Selanjutnya Debbie menyambung bahwa konsensus yang konon merupakan Asian ways adalah omong kosong belaka. Ia memberi contoh Para menteri luar negeri mengambil langkah voting guna menentukan masuk tidaknya Myanmar ke dalam ASEAN. "Ini satu bukti kontradiksi atas klaim Asian ways yang salah satunya adalah konsensus/mufakat" tegas Debbie.

Diskusi pada akhirnya mengarah pada pemaparan Debbie terhadap kondisi Myanmar. Ia yang pernah tinggal lama di sana menolak segala fakta yang terlihat baik di permukaan sebagaimana disaksikan Aswin. Baginya kriminalitas amat menakutkan karena mayoritas rakyat tak berpendidikan dan menganggur. Sejak 1988 ekspor candu ke seluruh dunia ditangani langsung oleh SLORC. Korupsi merajalela sebagai dampak ketiadaan kontrol rakyat.

Anggaran belanja negara yang dikuasai junta militer sebanyak 40% digunakan belanja senjata, dan hanya 4% pembiayaan pendidikan yang mengakibatkan banyak sekolah terpaksa tutup.
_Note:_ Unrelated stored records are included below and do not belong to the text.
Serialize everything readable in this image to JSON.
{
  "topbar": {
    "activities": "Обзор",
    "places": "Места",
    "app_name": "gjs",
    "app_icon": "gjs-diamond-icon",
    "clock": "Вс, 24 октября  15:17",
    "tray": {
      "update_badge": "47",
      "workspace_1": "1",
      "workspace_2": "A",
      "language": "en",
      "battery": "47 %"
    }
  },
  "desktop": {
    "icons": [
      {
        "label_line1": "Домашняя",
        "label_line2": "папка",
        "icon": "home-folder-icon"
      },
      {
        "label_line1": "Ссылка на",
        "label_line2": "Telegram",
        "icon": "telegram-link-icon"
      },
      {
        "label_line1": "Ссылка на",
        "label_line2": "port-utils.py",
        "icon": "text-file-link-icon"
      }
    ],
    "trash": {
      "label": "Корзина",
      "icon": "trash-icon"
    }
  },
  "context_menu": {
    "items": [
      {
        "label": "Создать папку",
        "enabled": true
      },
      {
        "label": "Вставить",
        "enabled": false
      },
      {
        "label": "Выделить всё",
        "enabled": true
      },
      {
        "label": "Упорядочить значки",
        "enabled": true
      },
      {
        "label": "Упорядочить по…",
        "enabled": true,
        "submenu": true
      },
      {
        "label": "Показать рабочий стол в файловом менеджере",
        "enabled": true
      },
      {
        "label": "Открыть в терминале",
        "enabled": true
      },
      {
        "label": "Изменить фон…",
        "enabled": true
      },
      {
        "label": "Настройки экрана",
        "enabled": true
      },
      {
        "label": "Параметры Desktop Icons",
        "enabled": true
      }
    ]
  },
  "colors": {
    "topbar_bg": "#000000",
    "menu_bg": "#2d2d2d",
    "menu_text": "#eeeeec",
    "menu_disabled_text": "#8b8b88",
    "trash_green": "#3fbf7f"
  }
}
Prostitusi menunjukkan peningkatannya, hingga dari 48 juta penduduk Burma, 2% nya positif mengidap HIV. Dan karena rendahnya kepedulian pada sektor kesehatan, setengah dari seluruh balita Burma mengalami malnutrisi.